A contrast of character is effective and necessary for any medium. Wirt (Elijah Wood) and Greg (Collin Dean) are brothers at war with one another, even if they do not notice it. From the immediate first scenes with them, the difference of tact and dissimilarity between the two is showcased. We have our struggle, and merely need to follow Over the Garden Wall through as it enchants its audience and paints a marvellous picture of brothers trying to make their way home. Their vain attempts at doing so are futile and fun at times, with some clear highlights shining through.
Its humour is a little too American for me, that does appear to be the disease afflicting Over the Garden Wall.

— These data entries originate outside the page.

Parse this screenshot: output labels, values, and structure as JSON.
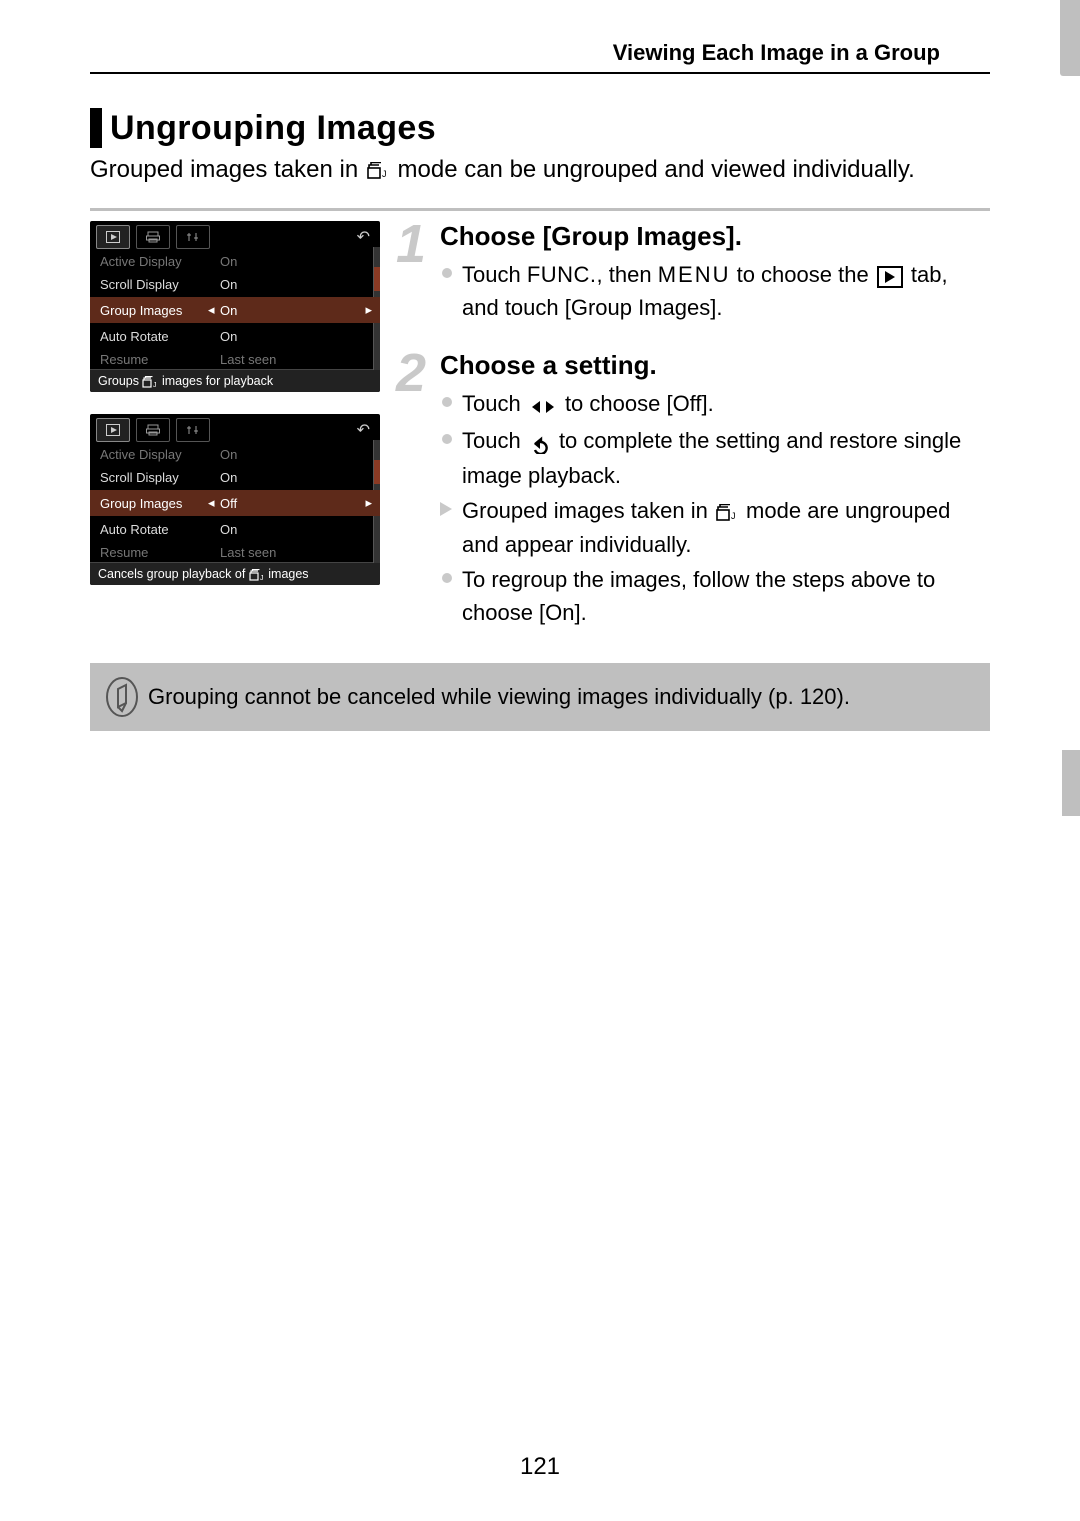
{
  "header": "Viewing Each Image in a Group",
  "section_title": "Ungrouping Images",
  "intro_before": "Grouped images taken in ",
  "intro_after": " mode can be ungrouped and viewed individually.",
  "screenshot1": {
    "rows": [
      {
        "label": "Active Display",
        "val": "On",
        "cut": true
      },
      {
        "label": "Scroll Display",
        "val": "On"
      },
      {
        "label": "Group Images",
        "val": "On",
        "sel": true
      },
      {
        "label": "Auto Rotate",
        "val": "On"
      },
      {
        "label": "Resume",
        "val": "Last seen",
        "cut": true
      }
    ],
    "hint_before": "Groups ",
    "hint_after": " images for playback"
  },
  "screenshot2": {
    "rows": [
      {
        "label": "Active Display",
        "val": "On",
        "cut": true
      },
      {
        "label": "Scroll Display",
        "val": "On"
      },
      {
        "label": "Group Images",
        "val": "Off",
        "sel": true
      },
      {
        "label": "Auto Rotate",
        "val": "On"
      },
      {
        "label": "Resume",
        "val": "Last seen",
        "cut": true
      }
    ],
    "hint_before": "Cancels group playback of ",
    "hint_after": " images"
  },
  "steps": [
    {
      "num": "1",
      "title": "Choose [Group Images].",
      "bullets": [
        {
          "type": "dot",
          "seg": [
            "Touch ",
            "FUNC.",
            ", then ",
            "MENU",
            " to choose the ",
            "PLAYTAB",
            " tab, and touch [Group Images]."
          ]
        }
      ]
    },
    {
      "num": "2",
      "title": "Choose a setting.",
      "bullets": [
        {
          "type": "dot",
          "seg": [
            "Touch ",
            "LRARROWS",
            " to choose [Off]."
          ]
        },
        {
          "type": "dot",
          "seg": [
            "Touch ",
            "BACKICON",
            " to complete the setting and restore single image playback."
          ]
        },
        {
          "type": "tri",
          "seg": [
            "Grouped images taken in ",
            "BURSTICON",
            " mode are ungrouped and appear individually."
          ]
        },
        {
          "type": "dot",
          "seg": [
            "To regroup the images, follow the steps above to choose [On]."
          ]
        }
      ]
    }
  ],
  "note": "Grouping cannot be canceled while viewing images individually (p. 120).",
  "page_num": "121"
}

Greg and the childish randomness wanes once in a while and becomes complacent and tiring. The jarring disposition between the world-weary Wirt and innocent Greg is nicely compared, but the grinding spectacle of coward and idiot combining forces to fend off danger after danger does tire from time to time. It is the sudden, smaller jokes that are the most engaging and rewarding. The act of Greg stepping on a pumpkin is not the best prepared, but the fumbling around with the pumpkin on his foot is. Having said that though, there is a throwaway gag where a midwife gags up a fish, and it is never held in the frame for more than a few moments. That randomness is beautiful. There are nightmarish conclusions to the normalcy, and there is a creepy undertone to many of the moments. It is realised well, and that is perhaps the best offering Over the Garden Wall has.

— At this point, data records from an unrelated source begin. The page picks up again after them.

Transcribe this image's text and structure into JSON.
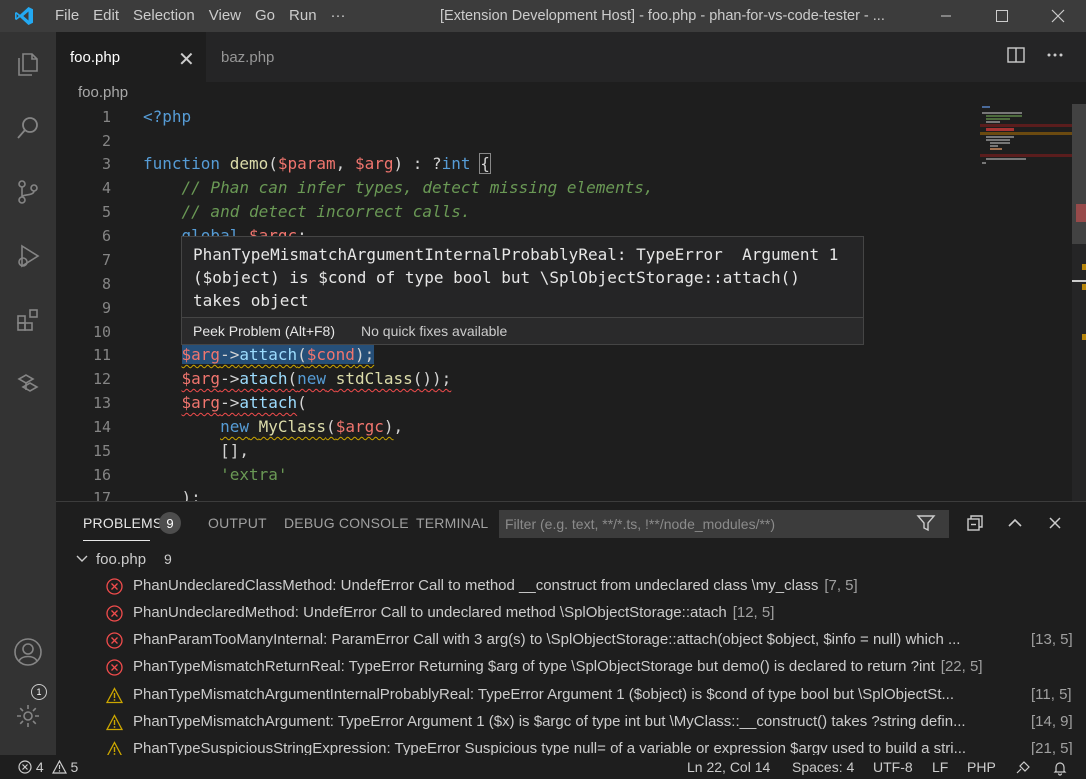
{
  "titlebar": {
    "menus": [
      "File",
      "Edit",
      "Selection",
      "View",
      "Go",
      "Run",
      "···"
    ],
    "window_title": "[Extension Development Host] - foo.php - phan-for-vs-code-tester - ..."
  },
  "tabs": [
    {
      "label": "foo.php",
      "active": true
    },
    {
      "label": "baz.php",
      "active": false
    }
  ],
  "breadcrumb": "foo.php",
  "editor": {
    "line_numbers": [
      "1",
      "2",
      "3",
      "4",
      "5",
      "6",
      "7",
      "8",
      "9",
      "10",
      "11",
      "12",
      "13",
      "14",
      "15",
      "16",
      "17"
    ]
  },
  "hover": {
    "message_line1": "PhanTypeMismatchArgumentInternalProbablyReal: TypeError  Argument 1",
    "message_line2": "($object) is $cond of type bool but \\SplObjectStorage::attach()",
    "message_line3": "takes object",
    "peek_label": "Peek Problem (Alt+F8)",
    "no_fix_label": "No quick fixes available"
  },
  "panel": {
    "tabs": [
      "PROBLEMS",
      "OUTPUT",
      "DEBUG CONSOLE",
      "TERMINAL"
    ],
    "problems_count": "9",
    "filter_placeholder": "Filter (e.g. text, **/*.ts, !**/node_modules/**)",
    "file_group": {
      "name": "foo.php",
      "count": "9"
    },
    "problems": [
      {
        "severity": "error",
        "message": "PhanUndeclaredClassMethod: UndefError Call to method __construct from undeclared class \\my_class",
        "location": "[7, 5]"
      },
      {
        "severity": "error",
        "message": "PhanUndeclaredMethod: UndefError Call to undeclared method \\SplObjectStorage::atach",
        "location": "[12, 5]"
      },
      {
        "severity": "error",
        "message": "PhanParamTooManyInternal: ParamError Call with 3 arg(s) to \\SplObjectStorage::attach(object $object, $info = null) which ...",
        "location": "[13, 5]"
      },
      {
        "severity": "error",
        "message": "PhanTypeMismatchReturnReal: TypeError Returning $arg of type \\SplObjectStorage but demo() is declared to return ?int",
        "location": "[22, 5]"
      },
      {
        "severity": "warning",
        "message": "PhanTypeMismatchArgumentInternalProbablyReal: TypeError Argument 1 ($object) is $cond of type bool but \\SplObjectSt...",
        "location": "[11, 5]"
      },
      {
        "severity": "warning",
        "message": "PhanTypeMismatchArgument: TypeError Argument 1 ($x) is $argc of type int but \\MyClass::__construct() takes ?string defin...",
        "location": "[14, 9]"
      },
      {
        "severity": "warning",
        "message": "PhanTypeSuspiciousStringExpression: TypeError Suspicious type null= of a variable or expression $argv used to build a stri...",
        "location": "[21, 5]"
      }
    ]
  },
  "statusbar": {
    "errors": "4",
    "warnings": "5",
    "position": "Ln 22, Col 14",
    "spaces": "Spaces: 4",
    "encoding": "UTF-8",
    "eol": "LF",
    "language": "PHP"
  },
  "accounts_badge": "1",
  "colors": {
    "error": "#f14c4c",
    "warning": "#cca700",
    "accent": "#007acc"
  }
}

But where the bouts of writing fail in that modern Cartoon Network style, Over the Garden Wall comes to life in its eerie creativity and fantastic animation. It is inspiring, certainly, it is just a shame the writing staggers around when the animation excels. They are lovely, ten-minute pockets of different events and characters, with some more stimulating than others. Its music is tremendous and when paired with the scenery and surroundings of Wirt and Greg, it is hard not to lose yourself in the creative world director Nate Cash has constructed. Thanks to some exceptional stylish choices from Cash, Over the Garden Wall grows and grows from relative oddity to strangely brilliant oddity.

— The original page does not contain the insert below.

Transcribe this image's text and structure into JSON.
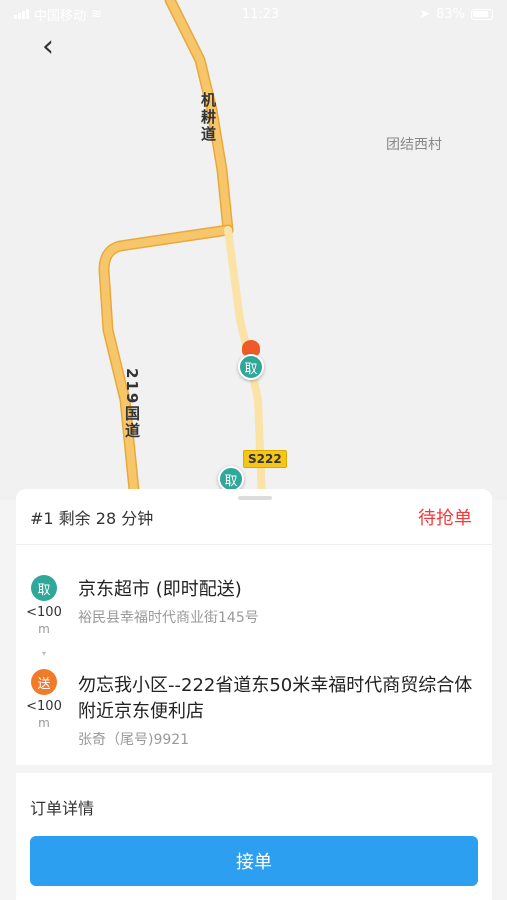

Over the Garden Wall is a nice enough time, exploring themes of responsibility and brotherhood, with a new addition to each episode to showcase some moral disparity or event. Confronting your fear of the unknown seems key, but for someone that was scared of Legend of Zelda: Majora’s Mask as a kid, I doubt there’s much hope for me. There is a degree to Over the Garden Wall, that, for some reason, reminds me of that old game. Maybe it is the worldbuilding or that fear of the unknown Over the Garden Wall is so desperate for me to confront. Regardless of that, the show is fun, the cast is enjoyable and Cash has provided a ten-episode piece of creativity.